    Krebs von den Lungen 6 (KL-6) is a mucin-like, high molecular weight glycoprotein expressed on the surface membrane of alveolar epithelial cells (AEC-II) and bronchiolar epithelial cells. It exists as a solubilized component in the pulmonary epithelial lining fluid by proteolytic cleavage.

    KL-6 serum concentration is elevated mainly because two mechanisms:

    1. Elevated pulmonary production due to diffuse hyperplasia of alveolar epithelial cells (AEC, called also pneumocytes)
    2. Increase in spillover to the systemic circulation due to leakage of the alveolo-capillary membrane
    1. Watch our educational video

    2. Clinical significance

      More than 350 papers investigating the clinical significance of KL-6 in various types of Interstitial Lung Disease (ILDs) have been published suggesting that KL-6 serum levels are useful for:6

      1. detecting the presence of AEC injury
      2. evaluating disease activity
      3. predicting clinical outcomes in various types of ILDs

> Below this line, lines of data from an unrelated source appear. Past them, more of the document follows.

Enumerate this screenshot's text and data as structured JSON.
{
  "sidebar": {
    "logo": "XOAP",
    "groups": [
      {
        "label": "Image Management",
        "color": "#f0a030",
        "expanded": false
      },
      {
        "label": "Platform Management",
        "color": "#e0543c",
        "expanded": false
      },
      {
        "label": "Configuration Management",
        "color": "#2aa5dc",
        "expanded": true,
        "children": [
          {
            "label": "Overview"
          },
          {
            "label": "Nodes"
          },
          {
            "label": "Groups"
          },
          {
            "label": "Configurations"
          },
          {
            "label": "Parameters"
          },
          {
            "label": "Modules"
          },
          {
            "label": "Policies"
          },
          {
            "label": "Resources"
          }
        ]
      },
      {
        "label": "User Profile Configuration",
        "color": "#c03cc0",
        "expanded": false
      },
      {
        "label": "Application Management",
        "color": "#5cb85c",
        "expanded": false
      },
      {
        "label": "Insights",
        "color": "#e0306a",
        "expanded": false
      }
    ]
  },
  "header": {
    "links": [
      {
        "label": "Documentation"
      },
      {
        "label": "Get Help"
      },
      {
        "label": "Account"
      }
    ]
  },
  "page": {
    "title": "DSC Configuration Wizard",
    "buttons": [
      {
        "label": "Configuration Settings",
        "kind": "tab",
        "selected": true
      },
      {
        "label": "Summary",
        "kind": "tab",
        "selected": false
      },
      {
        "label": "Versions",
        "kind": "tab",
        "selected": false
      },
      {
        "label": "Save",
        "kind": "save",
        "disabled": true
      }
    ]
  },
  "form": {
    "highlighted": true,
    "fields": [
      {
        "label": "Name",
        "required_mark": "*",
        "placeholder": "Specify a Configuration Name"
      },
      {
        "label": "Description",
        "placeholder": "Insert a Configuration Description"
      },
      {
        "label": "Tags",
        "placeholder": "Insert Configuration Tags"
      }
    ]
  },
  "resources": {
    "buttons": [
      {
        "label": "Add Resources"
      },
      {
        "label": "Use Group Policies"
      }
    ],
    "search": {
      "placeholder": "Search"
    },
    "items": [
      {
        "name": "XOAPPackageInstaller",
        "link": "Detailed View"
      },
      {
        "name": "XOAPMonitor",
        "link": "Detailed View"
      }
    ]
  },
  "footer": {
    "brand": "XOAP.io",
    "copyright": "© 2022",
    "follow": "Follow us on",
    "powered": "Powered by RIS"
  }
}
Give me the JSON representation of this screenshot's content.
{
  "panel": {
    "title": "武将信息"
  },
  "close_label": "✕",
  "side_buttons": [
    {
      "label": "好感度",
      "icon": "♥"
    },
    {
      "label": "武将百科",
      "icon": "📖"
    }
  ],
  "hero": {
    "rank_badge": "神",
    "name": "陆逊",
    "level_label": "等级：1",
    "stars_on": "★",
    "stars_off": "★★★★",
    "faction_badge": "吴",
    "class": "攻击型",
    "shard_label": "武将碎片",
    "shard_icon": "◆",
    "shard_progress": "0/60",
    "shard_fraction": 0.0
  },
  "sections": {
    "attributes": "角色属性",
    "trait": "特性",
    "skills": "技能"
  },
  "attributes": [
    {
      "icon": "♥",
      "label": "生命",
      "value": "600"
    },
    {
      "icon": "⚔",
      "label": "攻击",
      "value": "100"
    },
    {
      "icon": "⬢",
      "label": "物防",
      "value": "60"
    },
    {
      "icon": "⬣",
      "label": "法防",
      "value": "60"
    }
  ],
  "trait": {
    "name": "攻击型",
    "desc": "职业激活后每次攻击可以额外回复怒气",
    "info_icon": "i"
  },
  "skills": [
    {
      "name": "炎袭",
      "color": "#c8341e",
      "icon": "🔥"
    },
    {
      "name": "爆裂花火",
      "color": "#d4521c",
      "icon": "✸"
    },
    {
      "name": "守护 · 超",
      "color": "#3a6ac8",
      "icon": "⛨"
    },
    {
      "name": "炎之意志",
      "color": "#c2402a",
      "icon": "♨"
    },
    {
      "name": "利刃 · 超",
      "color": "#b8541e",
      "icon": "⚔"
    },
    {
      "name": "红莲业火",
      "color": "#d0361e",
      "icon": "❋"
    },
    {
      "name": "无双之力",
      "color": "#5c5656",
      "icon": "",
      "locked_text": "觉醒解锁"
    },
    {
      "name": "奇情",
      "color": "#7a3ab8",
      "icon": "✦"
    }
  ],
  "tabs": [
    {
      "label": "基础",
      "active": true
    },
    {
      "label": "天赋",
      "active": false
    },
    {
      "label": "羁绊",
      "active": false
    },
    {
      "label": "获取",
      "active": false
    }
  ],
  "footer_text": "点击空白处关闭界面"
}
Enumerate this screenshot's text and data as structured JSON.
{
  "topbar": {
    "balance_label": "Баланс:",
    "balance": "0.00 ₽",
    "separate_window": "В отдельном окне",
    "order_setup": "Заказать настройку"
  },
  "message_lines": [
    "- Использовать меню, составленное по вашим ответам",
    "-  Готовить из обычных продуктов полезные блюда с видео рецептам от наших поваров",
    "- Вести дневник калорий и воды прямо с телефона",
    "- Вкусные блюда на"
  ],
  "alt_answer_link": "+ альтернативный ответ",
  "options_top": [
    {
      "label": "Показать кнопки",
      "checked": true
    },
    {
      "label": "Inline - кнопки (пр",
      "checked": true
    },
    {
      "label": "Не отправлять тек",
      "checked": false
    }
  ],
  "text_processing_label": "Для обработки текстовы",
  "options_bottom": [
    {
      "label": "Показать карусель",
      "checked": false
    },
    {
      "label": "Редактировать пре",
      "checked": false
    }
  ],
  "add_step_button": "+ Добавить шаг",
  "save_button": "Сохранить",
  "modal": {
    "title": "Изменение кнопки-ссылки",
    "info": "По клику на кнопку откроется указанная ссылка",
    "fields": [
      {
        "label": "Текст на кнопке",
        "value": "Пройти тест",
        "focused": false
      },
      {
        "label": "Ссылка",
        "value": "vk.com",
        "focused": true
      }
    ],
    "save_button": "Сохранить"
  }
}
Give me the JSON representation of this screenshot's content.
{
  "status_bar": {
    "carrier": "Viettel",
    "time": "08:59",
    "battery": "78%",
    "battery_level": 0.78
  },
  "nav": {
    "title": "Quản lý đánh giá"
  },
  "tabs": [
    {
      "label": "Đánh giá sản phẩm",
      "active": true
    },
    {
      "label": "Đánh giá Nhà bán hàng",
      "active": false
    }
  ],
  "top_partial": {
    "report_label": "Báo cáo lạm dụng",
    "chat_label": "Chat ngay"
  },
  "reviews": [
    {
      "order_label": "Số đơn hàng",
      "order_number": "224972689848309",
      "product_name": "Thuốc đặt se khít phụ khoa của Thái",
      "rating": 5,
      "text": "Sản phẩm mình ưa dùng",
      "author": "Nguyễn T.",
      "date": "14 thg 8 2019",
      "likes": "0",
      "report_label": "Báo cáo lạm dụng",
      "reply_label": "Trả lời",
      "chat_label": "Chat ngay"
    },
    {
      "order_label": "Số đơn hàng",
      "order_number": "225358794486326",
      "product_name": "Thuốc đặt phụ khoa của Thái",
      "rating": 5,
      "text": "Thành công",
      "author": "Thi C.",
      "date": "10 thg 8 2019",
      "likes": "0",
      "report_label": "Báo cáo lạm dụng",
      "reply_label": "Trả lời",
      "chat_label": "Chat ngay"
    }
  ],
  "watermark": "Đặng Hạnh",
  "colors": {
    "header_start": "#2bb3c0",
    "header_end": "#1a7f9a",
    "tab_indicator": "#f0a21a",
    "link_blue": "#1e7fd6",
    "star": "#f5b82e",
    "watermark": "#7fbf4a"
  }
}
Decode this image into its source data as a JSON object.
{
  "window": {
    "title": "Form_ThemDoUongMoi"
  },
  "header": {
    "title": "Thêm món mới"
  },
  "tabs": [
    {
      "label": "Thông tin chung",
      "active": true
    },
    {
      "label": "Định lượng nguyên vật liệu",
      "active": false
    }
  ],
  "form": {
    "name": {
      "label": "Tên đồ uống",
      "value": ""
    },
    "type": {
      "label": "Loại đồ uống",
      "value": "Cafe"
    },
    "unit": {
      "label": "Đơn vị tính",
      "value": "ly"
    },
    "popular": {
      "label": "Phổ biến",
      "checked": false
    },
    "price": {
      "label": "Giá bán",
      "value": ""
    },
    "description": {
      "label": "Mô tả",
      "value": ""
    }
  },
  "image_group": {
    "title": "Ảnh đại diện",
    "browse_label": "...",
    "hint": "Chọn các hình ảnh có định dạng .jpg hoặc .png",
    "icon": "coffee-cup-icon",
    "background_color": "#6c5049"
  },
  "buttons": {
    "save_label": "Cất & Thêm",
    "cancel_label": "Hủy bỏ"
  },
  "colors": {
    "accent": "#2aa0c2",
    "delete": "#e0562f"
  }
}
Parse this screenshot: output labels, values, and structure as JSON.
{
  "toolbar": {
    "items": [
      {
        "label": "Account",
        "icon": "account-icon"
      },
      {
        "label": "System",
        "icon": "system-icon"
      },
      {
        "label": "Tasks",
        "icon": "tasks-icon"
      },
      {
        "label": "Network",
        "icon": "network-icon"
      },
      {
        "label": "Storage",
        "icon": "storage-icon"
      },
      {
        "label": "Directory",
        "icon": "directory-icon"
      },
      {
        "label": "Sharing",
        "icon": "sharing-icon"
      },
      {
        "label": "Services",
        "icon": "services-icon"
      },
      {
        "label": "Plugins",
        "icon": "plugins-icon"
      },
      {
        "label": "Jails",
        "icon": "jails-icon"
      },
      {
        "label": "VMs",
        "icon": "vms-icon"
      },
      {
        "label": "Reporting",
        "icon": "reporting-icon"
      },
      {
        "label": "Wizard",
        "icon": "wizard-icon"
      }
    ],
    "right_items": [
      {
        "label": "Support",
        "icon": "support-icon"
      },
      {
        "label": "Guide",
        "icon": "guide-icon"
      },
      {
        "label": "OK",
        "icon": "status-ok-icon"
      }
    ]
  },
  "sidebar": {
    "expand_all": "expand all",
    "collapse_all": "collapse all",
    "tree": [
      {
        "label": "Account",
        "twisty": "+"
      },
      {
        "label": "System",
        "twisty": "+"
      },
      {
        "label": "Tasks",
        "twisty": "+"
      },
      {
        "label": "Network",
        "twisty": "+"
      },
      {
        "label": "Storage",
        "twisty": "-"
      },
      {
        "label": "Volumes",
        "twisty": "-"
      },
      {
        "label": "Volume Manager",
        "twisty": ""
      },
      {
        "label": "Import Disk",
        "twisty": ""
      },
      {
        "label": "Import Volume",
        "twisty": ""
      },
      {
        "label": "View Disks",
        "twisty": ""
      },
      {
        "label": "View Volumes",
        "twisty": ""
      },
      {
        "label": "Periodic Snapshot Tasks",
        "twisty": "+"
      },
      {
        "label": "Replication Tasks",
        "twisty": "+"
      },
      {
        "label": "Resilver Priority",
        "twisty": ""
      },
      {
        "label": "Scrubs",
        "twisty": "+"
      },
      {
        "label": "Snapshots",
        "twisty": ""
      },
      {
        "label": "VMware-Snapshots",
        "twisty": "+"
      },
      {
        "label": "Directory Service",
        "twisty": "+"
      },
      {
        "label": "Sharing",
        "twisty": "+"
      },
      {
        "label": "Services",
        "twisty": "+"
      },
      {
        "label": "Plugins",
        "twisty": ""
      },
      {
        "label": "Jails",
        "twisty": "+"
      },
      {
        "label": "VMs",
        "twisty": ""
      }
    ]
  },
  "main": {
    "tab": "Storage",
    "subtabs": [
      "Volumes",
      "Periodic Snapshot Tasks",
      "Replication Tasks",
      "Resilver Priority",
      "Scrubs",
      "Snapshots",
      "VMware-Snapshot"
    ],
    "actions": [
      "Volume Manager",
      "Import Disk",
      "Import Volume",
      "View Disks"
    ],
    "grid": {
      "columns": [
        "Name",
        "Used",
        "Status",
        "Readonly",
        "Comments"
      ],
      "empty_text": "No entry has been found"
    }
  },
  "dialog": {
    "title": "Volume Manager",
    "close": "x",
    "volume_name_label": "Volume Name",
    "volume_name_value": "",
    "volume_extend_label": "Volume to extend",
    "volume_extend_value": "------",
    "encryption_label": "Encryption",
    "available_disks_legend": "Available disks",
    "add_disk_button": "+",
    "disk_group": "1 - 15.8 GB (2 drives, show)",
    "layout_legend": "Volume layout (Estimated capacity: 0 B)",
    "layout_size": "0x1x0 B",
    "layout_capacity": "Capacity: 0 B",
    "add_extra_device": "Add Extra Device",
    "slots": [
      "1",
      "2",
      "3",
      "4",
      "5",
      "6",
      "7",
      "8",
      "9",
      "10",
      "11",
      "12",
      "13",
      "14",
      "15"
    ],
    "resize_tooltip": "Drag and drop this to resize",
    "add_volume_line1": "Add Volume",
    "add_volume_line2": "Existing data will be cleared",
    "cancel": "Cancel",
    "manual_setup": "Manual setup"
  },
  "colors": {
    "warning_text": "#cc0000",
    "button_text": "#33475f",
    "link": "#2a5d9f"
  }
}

      KL-6 can be used as a prognostic marker since it has been shown that individuals with both, initial serum KL-6 >1000 U/mL and serial increases in serum KL-6 are associated with shorter survival, while those with both initial serum KL-6 <1000 U/mL and no serial increases in KL-6 were associated with longer survival.7

      Besides, KL-6 may be helpful in other clinical conditions, such as the prediction of Acute Exacerbation (AE)8 or screening and monitoring of ILD associated with Connective Tissue Disease (CTD-ILD).9

    3. References

      1. ATS / ERS. Am J Respir Crit Care Med 2002; 165: 277–304.
      2. Coultas DB, Zumwalt RE, Black WC, Sobonya RE. Am J Respir Crit Care Med 1994; 150:967-72.
      3. Luba Nalysnyk et al. Eur Respir Rev 2012; 21: 126, 355–361
      4. Koo SM and Uh ST. Korean J Intern Med 2017; 32:600-610
      5. Cottin V, Wollin L, Fischer A, et al. Eur Respir Rev 2019; 28: 180100
      6. Ishikawa N. et al. Respir Investig. 2012 Mar;50(1):3-13.
      7. Wakamatsu K et al. Respir Investig 2017, 55(1): 16-23
      8. Ohshimo S. et al. Respir Med. 2014 Jul; 108(7):1031-9
      9. Lee JS et al. Arthritis Res Ther. 2019 Feb 14; 21(1):58